Mots clés : Principal–agent model, limited liability, continuous time, Poisson risk, downsizing, investment, firm size dynamics

We study a continuous-time principal–agent model in which a risk-neutral agent with limited liability must exert unobservable effort to reduce the likelihood of large but relatively infrequent losses. Firm size can be decreased at no cost or increased subject to adjustment costs. In the optimal contract, investment takes place only if a long enough period of time elapses with no losses occurring. Then, if good performance continues, the agent is paid. As soon as a loss occurs, payments to the agent are suspended, and so is investment if further losses occur. Accumulated bad performance leads to downsizing. We derive explicit formulae for the dynamics of firm size and its asymptotic growth rate, and we provide conditions under which firm size eventually goes to zero or grows without bounds

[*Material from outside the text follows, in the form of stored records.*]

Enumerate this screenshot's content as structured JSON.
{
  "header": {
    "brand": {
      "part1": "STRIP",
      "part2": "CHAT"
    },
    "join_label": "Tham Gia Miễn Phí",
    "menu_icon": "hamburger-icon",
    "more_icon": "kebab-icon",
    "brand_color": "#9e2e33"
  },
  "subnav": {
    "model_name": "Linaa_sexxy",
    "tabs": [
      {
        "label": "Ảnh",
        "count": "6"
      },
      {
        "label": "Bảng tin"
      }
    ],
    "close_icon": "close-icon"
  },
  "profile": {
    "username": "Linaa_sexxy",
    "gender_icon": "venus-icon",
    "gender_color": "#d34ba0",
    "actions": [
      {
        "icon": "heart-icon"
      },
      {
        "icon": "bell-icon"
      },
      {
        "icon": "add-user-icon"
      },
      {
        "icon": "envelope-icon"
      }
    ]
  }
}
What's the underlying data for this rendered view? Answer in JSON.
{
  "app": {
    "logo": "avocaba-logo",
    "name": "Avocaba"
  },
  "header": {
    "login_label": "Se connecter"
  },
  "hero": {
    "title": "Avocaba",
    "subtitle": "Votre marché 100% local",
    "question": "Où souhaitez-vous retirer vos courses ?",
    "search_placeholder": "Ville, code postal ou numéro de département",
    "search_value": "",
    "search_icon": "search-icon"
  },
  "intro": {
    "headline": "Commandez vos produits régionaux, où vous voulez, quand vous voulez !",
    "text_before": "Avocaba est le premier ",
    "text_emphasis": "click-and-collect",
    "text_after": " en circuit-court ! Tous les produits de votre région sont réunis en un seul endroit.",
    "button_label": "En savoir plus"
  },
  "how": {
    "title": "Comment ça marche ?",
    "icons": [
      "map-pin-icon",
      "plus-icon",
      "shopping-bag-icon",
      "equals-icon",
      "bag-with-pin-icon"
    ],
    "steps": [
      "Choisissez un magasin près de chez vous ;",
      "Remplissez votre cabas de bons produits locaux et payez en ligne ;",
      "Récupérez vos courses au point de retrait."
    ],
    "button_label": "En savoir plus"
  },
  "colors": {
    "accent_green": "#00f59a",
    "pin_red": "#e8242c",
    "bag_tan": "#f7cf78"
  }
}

Leverage choice and credit spread when managers risk shift

A. LAZRAK, M. Carlson

The Journal of Finance

décembre 2010, vol. 65, n°6, pp.2323-2362

Départements : Finance

We model the debt and asset risk choice of a manager with performance-insensitive pay (cash) and performance-sensitive pay (stock) to theoretically link compensation structure, leverage, and credit spreads. The model predicts that optimal leverage trades off the tax benefit of debt against the utility cost of ex-post asset substitution and that credit spreads are increasing in the ratio of cash-to-stock. Using a large cross-section of U.S.-based corporate credit default swaps (CDS) covering 2001 to 2006, we find a positive association between cash-to-stock and CDS rates, and between cash-to-stock and leverage ratios.